From the Commonwealth Fund Blog:
A recent study reported that people who gained insurance coverage through Oregon’s Medicaid program experienced better access to care, increased detection of depression and diabetes, and reduced out-of-pocket costs. Yet blood pressure control, cholesterol levels, and blood sugar levels did not significantly improve. While some have said these findings suggest insurance coverage may not lead to better health, a new post on The Commonwealth Fund Blog argues that previous research leaves little doubt that insurance has a beneficial effect on health status over time.
Commonwealth Fund president David Blumenthal, M.D., and vice president for Affordable Health Insurance Sara R. Collins, Ph.D., point out that the study examined the effects of just 17 months of coverage, on average. Moreover, the benefits of health insurance may manifest in better trends in health status, rather than absolute improvements. Adults examined in the Oregon study may also have been too healthy, and the number of outcome measures may have been too small, to discern immediate health effects from gaining coverage.

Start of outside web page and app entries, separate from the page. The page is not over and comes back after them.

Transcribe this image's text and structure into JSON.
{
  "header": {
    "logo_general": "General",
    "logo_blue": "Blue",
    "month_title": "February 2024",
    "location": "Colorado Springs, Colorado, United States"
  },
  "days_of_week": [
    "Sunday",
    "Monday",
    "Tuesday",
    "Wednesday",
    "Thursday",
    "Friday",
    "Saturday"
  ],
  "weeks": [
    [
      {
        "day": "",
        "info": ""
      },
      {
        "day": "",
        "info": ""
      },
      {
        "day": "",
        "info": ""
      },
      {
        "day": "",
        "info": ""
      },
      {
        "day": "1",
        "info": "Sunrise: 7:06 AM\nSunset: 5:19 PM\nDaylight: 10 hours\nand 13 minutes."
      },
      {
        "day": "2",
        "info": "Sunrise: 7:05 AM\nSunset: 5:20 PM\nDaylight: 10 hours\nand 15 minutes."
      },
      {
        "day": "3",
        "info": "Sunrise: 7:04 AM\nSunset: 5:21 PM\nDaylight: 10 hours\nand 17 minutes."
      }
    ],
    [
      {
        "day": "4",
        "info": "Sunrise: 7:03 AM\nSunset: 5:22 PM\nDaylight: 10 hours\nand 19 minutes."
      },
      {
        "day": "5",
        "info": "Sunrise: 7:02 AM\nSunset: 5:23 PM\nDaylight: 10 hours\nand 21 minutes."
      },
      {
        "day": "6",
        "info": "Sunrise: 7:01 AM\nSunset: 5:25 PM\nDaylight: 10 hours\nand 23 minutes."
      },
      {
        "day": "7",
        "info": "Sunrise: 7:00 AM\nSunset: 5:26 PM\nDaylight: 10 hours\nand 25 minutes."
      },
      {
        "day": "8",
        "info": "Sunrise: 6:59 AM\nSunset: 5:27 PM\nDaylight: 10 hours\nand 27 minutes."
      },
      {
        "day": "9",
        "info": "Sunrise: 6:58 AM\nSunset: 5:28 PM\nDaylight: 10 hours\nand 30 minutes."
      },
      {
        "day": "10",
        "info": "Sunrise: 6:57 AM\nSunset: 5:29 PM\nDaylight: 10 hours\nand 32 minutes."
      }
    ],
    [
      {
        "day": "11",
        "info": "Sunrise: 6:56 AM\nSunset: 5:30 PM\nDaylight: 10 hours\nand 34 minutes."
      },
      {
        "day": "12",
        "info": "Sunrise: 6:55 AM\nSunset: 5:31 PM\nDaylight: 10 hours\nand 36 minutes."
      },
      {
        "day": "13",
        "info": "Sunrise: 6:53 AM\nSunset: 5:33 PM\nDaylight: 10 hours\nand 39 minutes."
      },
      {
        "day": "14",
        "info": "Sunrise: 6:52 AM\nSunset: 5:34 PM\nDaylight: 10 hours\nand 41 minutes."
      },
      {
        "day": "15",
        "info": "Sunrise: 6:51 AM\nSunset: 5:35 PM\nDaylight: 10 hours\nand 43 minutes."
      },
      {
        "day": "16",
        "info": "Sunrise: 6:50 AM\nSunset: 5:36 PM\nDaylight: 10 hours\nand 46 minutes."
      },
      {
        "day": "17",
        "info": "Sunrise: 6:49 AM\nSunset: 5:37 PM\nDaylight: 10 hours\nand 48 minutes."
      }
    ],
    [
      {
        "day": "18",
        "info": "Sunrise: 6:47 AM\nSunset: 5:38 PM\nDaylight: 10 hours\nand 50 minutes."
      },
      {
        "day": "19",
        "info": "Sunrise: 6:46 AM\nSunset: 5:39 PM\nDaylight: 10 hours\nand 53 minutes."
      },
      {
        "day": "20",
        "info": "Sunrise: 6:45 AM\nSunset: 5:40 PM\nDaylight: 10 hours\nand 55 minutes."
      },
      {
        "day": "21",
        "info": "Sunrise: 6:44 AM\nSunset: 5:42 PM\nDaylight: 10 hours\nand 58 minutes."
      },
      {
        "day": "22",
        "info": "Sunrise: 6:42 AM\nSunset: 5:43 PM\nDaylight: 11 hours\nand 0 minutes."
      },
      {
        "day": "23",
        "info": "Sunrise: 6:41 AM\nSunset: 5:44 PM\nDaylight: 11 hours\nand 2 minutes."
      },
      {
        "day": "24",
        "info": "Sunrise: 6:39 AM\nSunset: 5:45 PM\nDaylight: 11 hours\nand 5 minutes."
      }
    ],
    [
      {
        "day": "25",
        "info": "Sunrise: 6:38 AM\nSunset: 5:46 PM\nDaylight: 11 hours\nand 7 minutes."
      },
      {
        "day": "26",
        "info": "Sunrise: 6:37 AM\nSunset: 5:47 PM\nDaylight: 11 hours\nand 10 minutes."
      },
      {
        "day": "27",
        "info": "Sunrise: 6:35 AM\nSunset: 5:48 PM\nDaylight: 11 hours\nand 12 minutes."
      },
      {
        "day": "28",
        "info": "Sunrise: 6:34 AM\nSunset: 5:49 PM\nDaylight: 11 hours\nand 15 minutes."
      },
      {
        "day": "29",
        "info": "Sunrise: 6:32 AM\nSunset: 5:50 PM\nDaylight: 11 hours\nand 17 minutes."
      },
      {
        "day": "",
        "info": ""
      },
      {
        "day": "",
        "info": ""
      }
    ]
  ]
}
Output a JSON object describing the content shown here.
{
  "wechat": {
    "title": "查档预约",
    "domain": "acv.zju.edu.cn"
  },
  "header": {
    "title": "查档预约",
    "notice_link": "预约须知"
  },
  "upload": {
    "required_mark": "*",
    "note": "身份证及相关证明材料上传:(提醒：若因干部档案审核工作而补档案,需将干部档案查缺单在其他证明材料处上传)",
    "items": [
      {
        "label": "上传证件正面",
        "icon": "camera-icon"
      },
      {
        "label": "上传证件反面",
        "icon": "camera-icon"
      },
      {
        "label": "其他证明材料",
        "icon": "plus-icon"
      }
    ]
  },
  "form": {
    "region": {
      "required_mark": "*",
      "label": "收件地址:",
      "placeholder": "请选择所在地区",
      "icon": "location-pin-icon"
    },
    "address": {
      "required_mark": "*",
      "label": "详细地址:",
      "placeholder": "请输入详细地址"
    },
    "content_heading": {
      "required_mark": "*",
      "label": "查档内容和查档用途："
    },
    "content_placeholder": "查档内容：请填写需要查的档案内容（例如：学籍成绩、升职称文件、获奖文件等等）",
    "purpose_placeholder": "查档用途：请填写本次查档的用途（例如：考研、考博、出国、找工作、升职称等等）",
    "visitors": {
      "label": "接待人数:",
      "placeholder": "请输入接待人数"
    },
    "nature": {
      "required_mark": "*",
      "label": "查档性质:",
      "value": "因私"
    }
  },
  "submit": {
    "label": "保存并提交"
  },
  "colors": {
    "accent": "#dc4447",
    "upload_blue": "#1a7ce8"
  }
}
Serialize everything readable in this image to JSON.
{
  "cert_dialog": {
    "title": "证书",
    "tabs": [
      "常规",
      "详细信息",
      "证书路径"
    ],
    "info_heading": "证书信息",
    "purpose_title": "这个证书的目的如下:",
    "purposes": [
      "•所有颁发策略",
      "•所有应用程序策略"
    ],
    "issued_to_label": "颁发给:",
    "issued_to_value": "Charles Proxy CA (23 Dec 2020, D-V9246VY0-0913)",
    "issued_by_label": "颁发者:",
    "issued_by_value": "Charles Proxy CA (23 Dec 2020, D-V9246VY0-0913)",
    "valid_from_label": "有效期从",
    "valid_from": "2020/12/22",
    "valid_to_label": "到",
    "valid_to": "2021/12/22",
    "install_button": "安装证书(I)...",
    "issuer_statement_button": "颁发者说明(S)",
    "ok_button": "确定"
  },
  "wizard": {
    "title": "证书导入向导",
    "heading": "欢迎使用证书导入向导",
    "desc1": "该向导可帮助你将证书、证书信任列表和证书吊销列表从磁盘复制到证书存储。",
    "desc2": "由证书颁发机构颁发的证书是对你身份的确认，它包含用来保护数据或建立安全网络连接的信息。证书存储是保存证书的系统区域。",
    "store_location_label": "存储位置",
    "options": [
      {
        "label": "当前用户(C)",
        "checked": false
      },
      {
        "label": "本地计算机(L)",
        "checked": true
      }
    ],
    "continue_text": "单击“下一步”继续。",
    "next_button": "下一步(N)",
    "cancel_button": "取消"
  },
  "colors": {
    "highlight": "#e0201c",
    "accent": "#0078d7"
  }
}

The historic gains in health insurance coverage that will be achieved through the Affordable Care Act will likely result in more immediate health changes for older and less healthy Americans, the authors say. “But even those changes may not show up as dramatic improvements in health, but rather as the preservation of good health, or a slowing of its deterioration,” say Blumenthal and Collins.